Abdel Raziq explained that the early Muslims had no intention to establish a kingdom. He argues that in Islam there is nothing that prevents Muslims from abolishing the old system which has kept them servile for long. Muslims are free to rebuild rules and systems in their countries based on the latest modes of thinking. With human endeavors of intellect, people have discovered the best principles of governance emerging from experiences of many nations. Contrarily, Dr M Hameedullah says that the early Islamic constitution of state and system of governance is the only useful system for the world to follow.

Shaikh Ali Abdel Raziq has a different opinion and separates military, political, and religious matters. If you look at the seven decades of Pakistan, the mixing of the three has led us to the present state of unmanageable affairs. In Waris Mir’s writings we also find a discussion on the Egyptian author and playwright Tawfiq al-Hakeem whose plays had a progressive message such as in ‘Ahl al-Kahf’ (The People of the Cave, 1933), and ‘Shahrazad’ (Scheherazade, 1934). They have been translated into Urdu by Dr Zahoor Ahmed Azhar.

There is so much information and knowledge in Waris Mir’s columns that you wonder how such breed of columnist is becoming extinct in Pakistan.
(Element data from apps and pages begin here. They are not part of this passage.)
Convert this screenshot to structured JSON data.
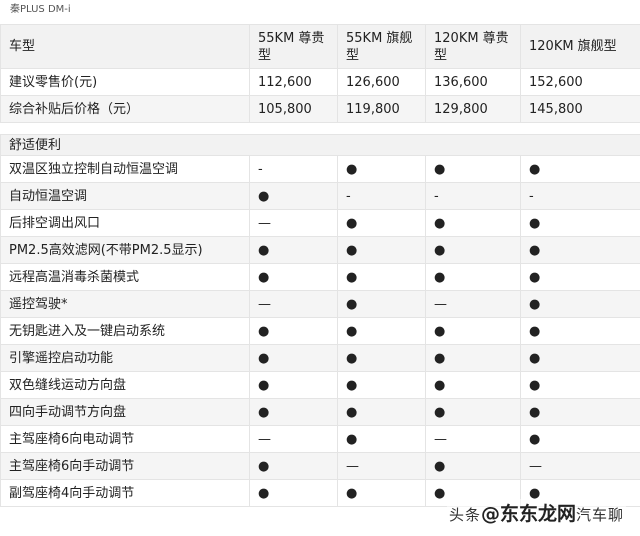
{
  "page_header": "秦PLUS DM-i",
  "table": {
    "header_label": "车型",
    "models": [
      "55KM 尊贵型",
      "55KM 旗舰型",
      "120KM 尊贵型",
      "120KM 旗舰型"
    ],
    "price_rows": [
      {
        "label": "建议零售价(元)",
        "values": [
          "112,600",
          "126,600",
          "136,600",
          "152,600"
        ]
      },
      {
        "label": "综合补贴后价格（元）",
        "values": [
          "105,800",
          "119,800",
          "129,800",
          "145,800"
        ]
      }
    ],
    "section_title": "舒适便利",
    "feature_rows": [
      {
        "label": "双温区独立控制自动恒温空调",
        "values": [
          "-",
          "●",
          "●",
          "●"
        ]
      },
      {
        "label": "自动恒温空调",
        "values": [
          "●",
          "-",
          "-",
          "-"
        ]
      },
      {
        "label": "后排空调出风口",
        "values": [
          "—",
          "●",
          "●",
          "●"
        ]
      },
      {
        "label": "PM2.5高效滤网(不带PM2.5显示)",
        "values": [
          "●",
          "●",
          "●",
          "●"
        ]
      },
      {
        "label": "远程高温消毒杀菌模式",
        "values": [
          "●",
          "●",
          "●",
          "●"
        ]
      },
      {
        "label": "遥控驾驶*",
        "values": [
          "—",
          "●",
          "—",
          "●"
        ]
      },
      {
        "label": "无钥匙进入及一键启动系统",
        "values": [
          "●",
          "●",
          "●",
          "●"
        ]
      },
      {
        "label": "引擎遥控启动功能",
        "values": [
          "●",
          "●",
          "●",
          "●"
        ]
      },
      {
        "label": "双色缝线运动方向盘",
        "values": [
          "●",
          "●",
          "●",
          "●"
        ]
      },
      {
        "label": "四向手动调节方向盘",
        "values": [
          "●",
          "●",
          "●",
          "●"
        ]
      },
      {
        "label": "主驾座椅6向电动调节",
        "values": [
          "—",
          "●",
          "—",
          "●"
        ]
      },
      {
        "label": "主驾座椅6向手动调节",
        "values": [
          "●",
          "—",
          "●",
          "—"
        ]
      },
      {
        "label": "副驾座椅4向手动调节",
        "values": [
          "●",
          "●",
          "●",
          "●"
        ]
      }
    ]
  },
  "watermark": {
    "prefix": "头条",
    "brand": "@东东龙网",
    "suffix": "汽车聊"
  }
}
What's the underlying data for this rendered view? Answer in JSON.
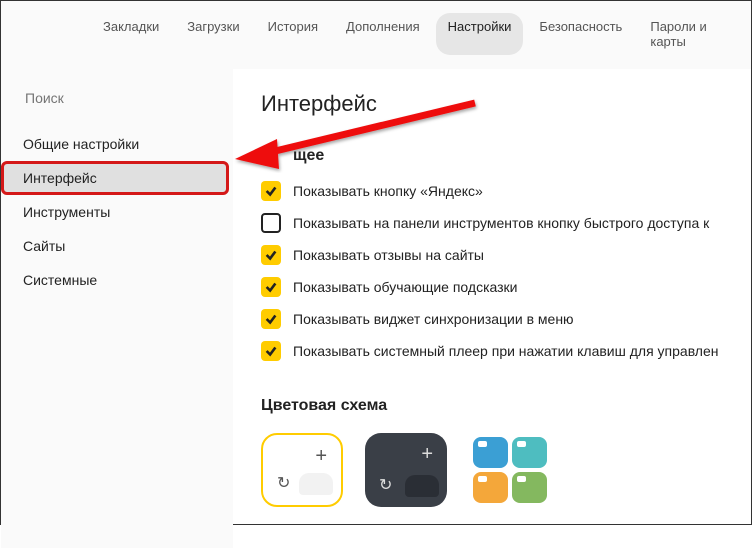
{
  "topnav": [
    {
      "label": "Закладки",
      "active": false
    },
    {
      "label": "Загрузки",
      "active": false
    },
    {
      "label": "История",
      "active": false
    },
    {
      "label": "Дополнения",
      "active": false
    },
    {
      "label": "Настройки",
      "active": true
    },
    {
      "label": "Безопасность",
      "active": false
    },
    {
      "label": "Пароли и карты",
      "active": false
    }
  ],
  "search": {
    "placeholder": "Поиск"
  },
  "sidebar": [
    {
      "label": "Общие настройки",
      "active": false
    },
    {
      "label": "Интерфейс",
      "active": true
    },
    {
      "label": "Инструменты",
      "active": false
    },
    {
      "label": "Сайты",
      "active": false
    },
    {
      "label": "Системные",
      "active": false
    }
  ],
  "main": {
    "title": "Интерфейс",
    "general_section": "щее",
    "checks": [
      {
        "checked": true,
        "label": "Показывать кнопку «Яндекс»"
      },
      {
        "checked": false,
        "label": "Показывать на панели инструментов кнопку быстрого доступа к"
      },
      {
        "checked": true,
        "label": "Показывать отзывы на сайты"
      },
      {
        "checked": true,
        "label": "Показывать обучающие подсказки"
      },
      {
        "checked": true,
        "label": "Показывать виджет синхронизации в меню"
      },
      {
        "checked": true,
        "label": "Показывать системный плеер при нажатии клавиш для управлен"
      }
    ],
    "theme_section": "Цветовая схема"
  }
}
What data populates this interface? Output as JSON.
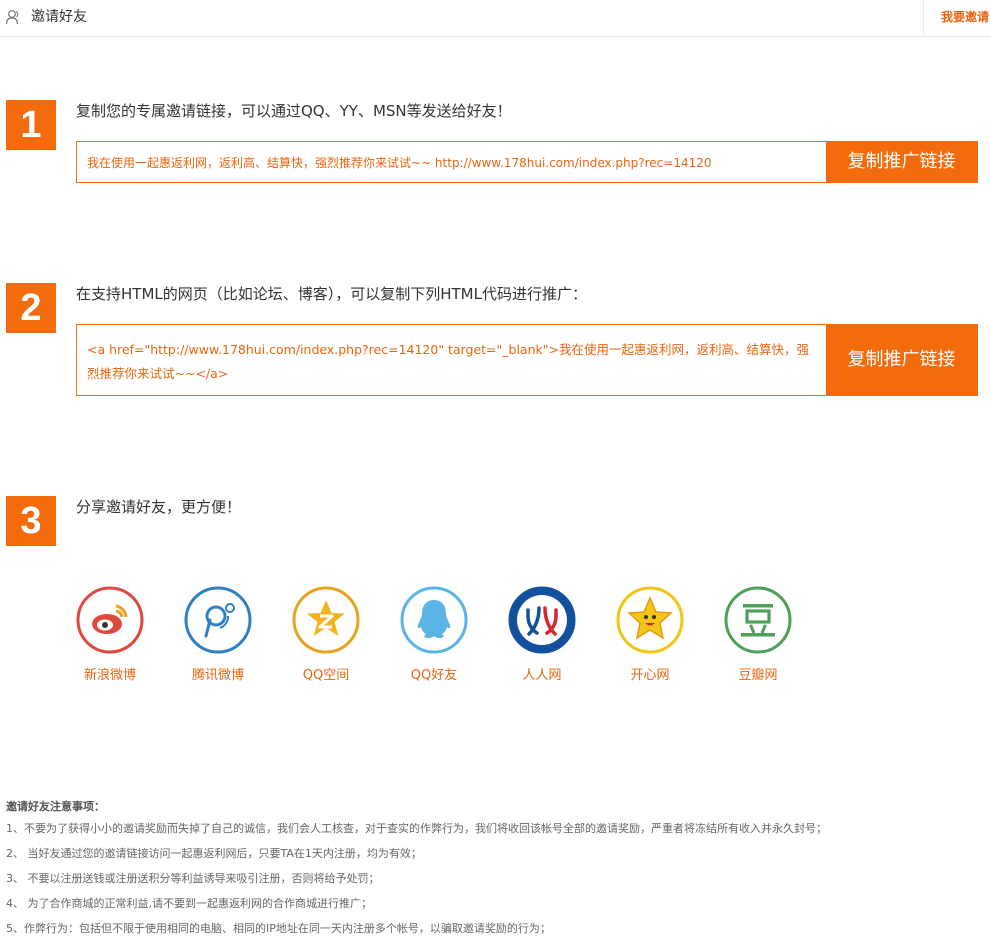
{
  "header": {
    "title": "邀请好友",
    "invite_link": "我要邀请"
  },
  "steps": [
    {
      "number": "1",
      "description": "复制您的专属邀请链接，可以通过QQ、YY、MSN等发送给好友！",
      "link": "我在使用一起惠返利网，返利高、结算快，强烈推荐你来试试~~ http://www.178hui.com/index.php?rec=14120",
      "button": "复制推广链接"
    },
    {
      "number": "2",
      "description": "在支持HTML的网页（比如论坛、博客），可以复制下列HTML代码进行推广：",
      "code": "<a href=\"http://www.178hui.com/index.php?rec=14120\" target=\"_blank\">我在使用一起惠返利网，返利高、结算快，强烈推荐你来试试~~</a>",
      "button": "复制推广链接"
    },
    {
      "number": "3",
      "description": "分享邀请好友，更方便！"
    }
  ],
  "share": [
    {
      "label": "新浪微博",
      "icon": "weibo-icon",
      "color": "#e0483e"
    },
    {
      "label": "腾讯微博",
      "icon": "tencent-weibo-icon",
      "color": "#2f7fc4"
    },
    {
      "label": "QQ空间",
      "icon": "qzone-icon",
      "color": "#e9a21b"
    },
    {
      "label": "QQ好友",
      "icon": "qq-icon",
      "color": "#5bb3e6"
    },
    {
      "label": "人人网",
      "icon": "renren-icon",
      "color": "#11519e"
    },
    {
      "label": "开心网",
      "icon": "kaixin-icon",
      "color": "#f2c413"
    },
    {
      "label": "豆瓣网",
      "icon": "douban-icon",
      "color": "#4f9f5a"
    }
  ],
  "notes": {
    "title": "邀请好友注意事项：",
    "items": [
      "1、不要为了获得小小的邀请奖励而失掉了自己的诚信，我们会人工核查，对于查实的作弊行为，我们将收回该帐号全部的邀请奖励，严重者将冻结所有收入并永久封号；",
      "2、 当好友通过您的邀请链接访问一起惠返利网后，只要TA在1天内注册，均为有效；",
      "3、 不要以注册送钱或注册送积分等利益诱导来吸引注册，否则将给予处罚；",
      "4、 为了合作商城的正常利益,请不要到一起惠返利网的合作商城进行推广；",
      "5、作弊行为：包括但不限于使用相同的电脑、相同的IP地址在同一天内注册多个帐号，以骗取邀请奖励的行为；"
    ]
  },
  "colors": {
    "accent": "#f26c0d",
    "accent_text": "#e8650f"
  }
}
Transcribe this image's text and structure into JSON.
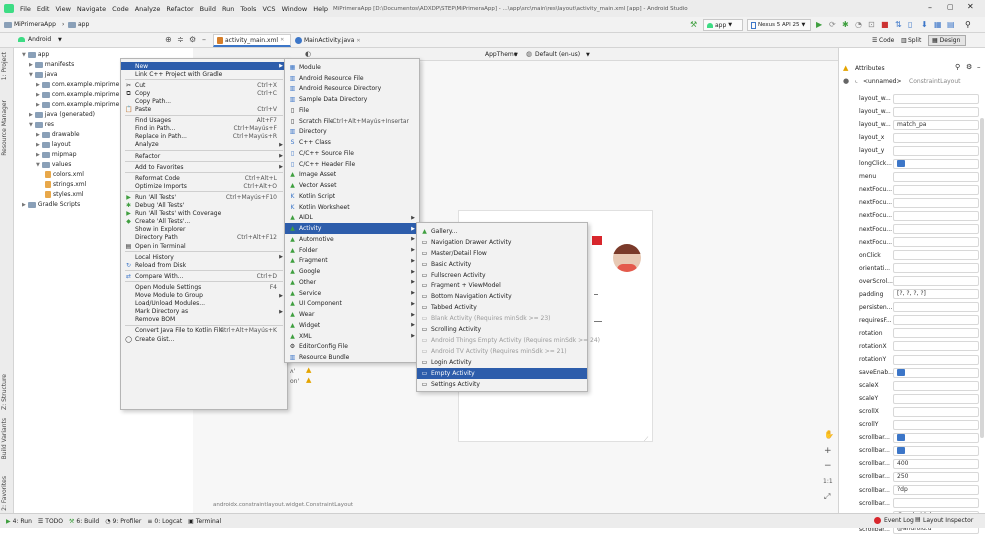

In the next part of this series we will discuss his ideas about women’s role in society.

To be continued

(All translations of excerpts are by this columnist)

Email: [email protected]